**Problem requirements:** Note each line of the entries that includes "kind". Then copy those lines.

[Interface dataset entries]

+++

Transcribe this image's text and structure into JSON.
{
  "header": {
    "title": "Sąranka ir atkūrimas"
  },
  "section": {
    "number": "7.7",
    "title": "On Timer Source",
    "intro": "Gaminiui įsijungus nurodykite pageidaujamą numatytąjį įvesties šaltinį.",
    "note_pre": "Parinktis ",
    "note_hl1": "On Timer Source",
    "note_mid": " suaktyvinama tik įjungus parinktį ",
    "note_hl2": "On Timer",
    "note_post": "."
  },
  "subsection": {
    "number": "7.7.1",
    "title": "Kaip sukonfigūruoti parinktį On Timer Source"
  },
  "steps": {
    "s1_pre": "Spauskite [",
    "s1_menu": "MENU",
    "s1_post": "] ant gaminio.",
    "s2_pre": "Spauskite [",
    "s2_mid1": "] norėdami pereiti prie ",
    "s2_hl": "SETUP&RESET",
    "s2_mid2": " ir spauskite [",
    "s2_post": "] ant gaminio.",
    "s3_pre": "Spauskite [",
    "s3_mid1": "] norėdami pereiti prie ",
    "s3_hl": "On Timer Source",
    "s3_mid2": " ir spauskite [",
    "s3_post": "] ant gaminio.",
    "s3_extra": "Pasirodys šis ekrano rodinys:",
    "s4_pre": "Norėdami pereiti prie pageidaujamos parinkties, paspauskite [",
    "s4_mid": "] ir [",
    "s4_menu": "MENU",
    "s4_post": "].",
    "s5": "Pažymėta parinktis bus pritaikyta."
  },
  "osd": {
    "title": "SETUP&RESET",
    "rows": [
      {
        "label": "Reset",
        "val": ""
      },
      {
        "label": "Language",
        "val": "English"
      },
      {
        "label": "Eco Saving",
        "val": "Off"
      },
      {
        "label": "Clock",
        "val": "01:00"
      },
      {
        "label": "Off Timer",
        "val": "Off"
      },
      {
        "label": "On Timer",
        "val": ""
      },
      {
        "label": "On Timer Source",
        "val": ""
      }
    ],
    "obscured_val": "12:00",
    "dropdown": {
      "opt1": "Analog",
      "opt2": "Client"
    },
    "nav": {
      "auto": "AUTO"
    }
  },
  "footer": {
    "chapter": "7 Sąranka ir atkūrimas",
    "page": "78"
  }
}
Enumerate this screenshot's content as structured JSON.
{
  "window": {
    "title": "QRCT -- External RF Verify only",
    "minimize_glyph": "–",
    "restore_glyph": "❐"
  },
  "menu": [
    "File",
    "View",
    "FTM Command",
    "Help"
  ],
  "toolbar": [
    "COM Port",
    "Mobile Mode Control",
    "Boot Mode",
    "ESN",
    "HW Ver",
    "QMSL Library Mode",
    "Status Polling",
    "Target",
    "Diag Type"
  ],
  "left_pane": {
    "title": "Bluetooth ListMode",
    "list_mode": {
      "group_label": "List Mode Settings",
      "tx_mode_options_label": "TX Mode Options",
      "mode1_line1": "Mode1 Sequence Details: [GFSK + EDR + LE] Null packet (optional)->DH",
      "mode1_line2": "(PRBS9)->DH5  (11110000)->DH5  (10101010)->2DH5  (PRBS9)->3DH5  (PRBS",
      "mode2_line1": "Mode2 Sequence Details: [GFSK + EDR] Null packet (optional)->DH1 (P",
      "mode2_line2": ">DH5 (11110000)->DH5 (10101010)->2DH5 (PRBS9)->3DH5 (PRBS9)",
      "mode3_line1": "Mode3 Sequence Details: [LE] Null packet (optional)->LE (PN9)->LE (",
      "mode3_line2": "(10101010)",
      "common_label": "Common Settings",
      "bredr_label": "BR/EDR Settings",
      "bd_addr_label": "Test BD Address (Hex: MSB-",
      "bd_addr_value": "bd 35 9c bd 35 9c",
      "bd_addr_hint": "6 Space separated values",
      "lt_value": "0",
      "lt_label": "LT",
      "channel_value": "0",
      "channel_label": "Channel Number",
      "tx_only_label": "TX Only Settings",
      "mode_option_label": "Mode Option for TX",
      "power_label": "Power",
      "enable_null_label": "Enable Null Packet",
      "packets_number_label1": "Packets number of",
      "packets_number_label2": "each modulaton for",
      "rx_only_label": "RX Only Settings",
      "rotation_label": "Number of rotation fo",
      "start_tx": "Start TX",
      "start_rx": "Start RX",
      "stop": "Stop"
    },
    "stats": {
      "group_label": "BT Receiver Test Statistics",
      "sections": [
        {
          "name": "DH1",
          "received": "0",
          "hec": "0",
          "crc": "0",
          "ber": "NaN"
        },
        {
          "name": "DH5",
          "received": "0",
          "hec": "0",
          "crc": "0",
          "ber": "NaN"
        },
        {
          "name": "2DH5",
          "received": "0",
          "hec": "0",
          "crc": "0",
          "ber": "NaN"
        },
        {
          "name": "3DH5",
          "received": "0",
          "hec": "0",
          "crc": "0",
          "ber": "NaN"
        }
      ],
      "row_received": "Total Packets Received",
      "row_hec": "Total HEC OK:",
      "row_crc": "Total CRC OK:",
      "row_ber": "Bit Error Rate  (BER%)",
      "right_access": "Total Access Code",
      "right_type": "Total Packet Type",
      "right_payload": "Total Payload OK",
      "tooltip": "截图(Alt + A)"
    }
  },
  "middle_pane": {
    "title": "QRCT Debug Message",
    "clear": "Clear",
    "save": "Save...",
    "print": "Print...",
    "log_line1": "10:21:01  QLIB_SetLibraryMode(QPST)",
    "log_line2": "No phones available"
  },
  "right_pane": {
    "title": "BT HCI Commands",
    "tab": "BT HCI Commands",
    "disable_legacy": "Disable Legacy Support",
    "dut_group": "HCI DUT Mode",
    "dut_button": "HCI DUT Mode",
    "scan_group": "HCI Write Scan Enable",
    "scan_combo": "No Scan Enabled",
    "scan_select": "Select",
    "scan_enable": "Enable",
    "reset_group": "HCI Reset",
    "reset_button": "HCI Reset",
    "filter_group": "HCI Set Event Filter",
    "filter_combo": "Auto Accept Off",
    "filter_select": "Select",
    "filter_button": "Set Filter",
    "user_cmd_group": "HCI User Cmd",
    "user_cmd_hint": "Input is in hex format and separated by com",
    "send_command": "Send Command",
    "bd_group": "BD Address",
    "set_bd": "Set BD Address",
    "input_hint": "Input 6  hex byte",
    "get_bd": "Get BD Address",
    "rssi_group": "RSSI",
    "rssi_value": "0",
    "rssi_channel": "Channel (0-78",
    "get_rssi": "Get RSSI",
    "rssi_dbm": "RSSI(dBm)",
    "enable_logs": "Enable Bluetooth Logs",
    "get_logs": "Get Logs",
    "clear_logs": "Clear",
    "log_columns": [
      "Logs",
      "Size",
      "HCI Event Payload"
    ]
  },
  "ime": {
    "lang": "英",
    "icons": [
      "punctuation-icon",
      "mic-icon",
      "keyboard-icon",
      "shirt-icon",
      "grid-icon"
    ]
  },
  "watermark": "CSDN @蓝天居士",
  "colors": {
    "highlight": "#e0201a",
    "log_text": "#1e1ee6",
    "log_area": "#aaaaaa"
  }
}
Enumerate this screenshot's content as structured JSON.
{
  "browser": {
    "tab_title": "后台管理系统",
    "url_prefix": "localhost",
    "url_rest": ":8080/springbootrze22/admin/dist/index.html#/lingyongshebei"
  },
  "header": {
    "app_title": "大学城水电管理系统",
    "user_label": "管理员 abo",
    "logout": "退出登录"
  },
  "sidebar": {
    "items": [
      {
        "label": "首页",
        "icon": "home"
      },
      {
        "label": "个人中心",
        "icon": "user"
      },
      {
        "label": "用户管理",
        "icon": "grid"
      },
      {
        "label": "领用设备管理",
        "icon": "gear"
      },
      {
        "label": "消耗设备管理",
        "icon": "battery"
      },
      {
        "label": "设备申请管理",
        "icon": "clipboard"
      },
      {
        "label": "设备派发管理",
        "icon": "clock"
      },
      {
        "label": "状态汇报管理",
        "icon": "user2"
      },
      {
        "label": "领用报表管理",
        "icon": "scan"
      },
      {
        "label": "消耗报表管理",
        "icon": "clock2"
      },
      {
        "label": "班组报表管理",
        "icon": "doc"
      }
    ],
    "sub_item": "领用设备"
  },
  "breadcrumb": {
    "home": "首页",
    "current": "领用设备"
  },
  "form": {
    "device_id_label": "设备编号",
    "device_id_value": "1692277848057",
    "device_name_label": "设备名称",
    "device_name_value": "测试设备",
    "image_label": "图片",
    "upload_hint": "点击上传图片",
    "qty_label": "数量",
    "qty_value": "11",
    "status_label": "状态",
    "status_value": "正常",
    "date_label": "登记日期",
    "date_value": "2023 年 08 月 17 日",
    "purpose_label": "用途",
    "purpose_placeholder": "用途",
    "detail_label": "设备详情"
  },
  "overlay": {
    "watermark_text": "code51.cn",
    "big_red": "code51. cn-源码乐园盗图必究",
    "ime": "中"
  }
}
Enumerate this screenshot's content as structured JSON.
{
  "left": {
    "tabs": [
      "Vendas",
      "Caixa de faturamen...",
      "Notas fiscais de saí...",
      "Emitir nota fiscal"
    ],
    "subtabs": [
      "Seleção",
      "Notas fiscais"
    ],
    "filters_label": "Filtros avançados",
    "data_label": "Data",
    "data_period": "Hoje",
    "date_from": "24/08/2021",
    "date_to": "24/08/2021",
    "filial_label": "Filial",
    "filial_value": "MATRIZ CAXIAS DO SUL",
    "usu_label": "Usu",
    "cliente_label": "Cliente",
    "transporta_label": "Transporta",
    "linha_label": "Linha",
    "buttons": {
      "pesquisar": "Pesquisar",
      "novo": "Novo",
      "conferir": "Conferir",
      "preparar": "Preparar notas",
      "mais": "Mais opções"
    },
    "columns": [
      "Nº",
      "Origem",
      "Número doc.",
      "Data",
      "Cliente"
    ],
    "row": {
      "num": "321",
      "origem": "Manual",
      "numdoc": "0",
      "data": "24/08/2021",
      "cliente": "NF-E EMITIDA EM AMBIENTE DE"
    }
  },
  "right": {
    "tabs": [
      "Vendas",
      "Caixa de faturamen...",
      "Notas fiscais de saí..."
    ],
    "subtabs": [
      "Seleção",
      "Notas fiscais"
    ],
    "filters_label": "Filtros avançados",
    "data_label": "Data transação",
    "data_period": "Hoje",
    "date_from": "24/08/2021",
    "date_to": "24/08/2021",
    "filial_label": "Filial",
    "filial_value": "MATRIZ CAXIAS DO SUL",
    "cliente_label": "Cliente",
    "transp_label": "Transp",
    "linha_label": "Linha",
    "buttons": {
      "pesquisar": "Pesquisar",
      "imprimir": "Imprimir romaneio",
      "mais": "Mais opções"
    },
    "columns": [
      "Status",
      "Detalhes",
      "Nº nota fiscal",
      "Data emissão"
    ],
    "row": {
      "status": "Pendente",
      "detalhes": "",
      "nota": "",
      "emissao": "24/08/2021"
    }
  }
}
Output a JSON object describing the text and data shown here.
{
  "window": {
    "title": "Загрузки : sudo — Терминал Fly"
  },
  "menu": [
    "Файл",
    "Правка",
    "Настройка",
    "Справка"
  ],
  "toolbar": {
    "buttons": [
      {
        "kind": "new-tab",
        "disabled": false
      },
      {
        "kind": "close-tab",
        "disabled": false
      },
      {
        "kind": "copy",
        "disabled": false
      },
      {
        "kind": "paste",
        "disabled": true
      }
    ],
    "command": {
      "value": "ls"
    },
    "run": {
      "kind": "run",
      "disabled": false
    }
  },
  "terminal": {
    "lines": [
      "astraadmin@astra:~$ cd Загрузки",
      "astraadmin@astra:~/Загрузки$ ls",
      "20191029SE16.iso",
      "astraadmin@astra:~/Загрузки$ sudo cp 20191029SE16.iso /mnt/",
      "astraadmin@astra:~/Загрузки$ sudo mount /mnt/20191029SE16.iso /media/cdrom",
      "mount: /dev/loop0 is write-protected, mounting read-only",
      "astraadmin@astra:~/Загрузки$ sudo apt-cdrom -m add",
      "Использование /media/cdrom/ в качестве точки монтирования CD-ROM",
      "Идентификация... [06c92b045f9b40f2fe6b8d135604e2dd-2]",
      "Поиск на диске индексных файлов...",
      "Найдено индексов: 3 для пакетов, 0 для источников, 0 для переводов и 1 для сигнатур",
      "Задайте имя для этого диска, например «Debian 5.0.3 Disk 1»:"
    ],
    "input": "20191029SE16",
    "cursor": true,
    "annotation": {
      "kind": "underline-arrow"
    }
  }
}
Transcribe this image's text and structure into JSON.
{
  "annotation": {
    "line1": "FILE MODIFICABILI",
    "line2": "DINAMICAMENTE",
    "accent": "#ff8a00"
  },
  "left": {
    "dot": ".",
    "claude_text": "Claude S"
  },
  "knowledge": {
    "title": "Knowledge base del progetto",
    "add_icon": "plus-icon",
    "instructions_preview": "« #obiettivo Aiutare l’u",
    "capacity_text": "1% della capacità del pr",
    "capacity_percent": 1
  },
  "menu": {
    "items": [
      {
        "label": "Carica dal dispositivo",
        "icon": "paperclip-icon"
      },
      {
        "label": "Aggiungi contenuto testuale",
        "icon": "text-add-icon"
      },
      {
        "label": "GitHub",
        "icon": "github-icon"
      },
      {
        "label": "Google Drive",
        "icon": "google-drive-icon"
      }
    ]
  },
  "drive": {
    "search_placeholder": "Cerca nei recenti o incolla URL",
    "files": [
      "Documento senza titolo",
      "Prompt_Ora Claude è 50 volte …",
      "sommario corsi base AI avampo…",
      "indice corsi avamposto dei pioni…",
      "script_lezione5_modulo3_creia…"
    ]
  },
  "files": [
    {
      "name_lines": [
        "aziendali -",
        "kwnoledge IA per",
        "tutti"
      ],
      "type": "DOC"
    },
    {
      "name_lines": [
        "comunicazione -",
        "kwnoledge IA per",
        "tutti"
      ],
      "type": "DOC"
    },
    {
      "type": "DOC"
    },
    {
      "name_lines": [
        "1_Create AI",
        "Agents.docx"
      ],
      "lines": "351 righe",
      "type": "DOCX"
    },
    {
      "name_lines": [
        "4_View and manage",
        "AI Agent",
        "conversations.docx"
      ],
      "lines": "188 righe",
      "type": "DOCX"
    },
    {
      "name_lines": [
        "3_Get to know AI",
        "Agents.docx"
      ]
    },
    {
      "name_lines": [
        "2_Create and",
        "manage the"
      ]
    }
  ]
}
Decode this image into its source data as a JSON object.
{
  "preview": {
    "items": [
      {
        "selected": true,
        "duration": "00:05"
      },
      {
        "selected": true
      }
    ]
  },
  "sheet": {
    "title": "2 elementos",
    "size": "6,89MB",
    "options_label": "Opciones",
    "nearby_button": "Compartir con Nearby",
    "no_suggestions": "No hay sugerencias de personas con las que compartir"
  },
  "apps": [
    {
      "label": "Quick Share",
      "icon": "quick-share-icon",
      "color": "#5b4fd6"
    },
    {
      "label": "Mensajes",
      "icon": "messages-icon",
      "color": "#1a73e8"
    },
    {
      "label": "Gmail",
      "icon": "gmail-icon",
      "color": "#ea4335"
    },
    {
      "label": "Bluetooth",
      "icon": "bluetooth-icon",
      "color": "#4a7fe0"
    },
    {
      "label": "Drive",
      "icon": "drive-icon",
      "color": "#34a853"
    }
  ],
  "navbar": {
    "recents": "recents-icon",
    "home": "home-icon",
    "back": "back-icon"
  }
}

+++

**Result for this exercise:**
        "kind": "new-tab",
        "kind": "close-tab",
        "kind": "copy",
        "kind": "paste",
      "kind": "run",
      "kind": "underline-arrow"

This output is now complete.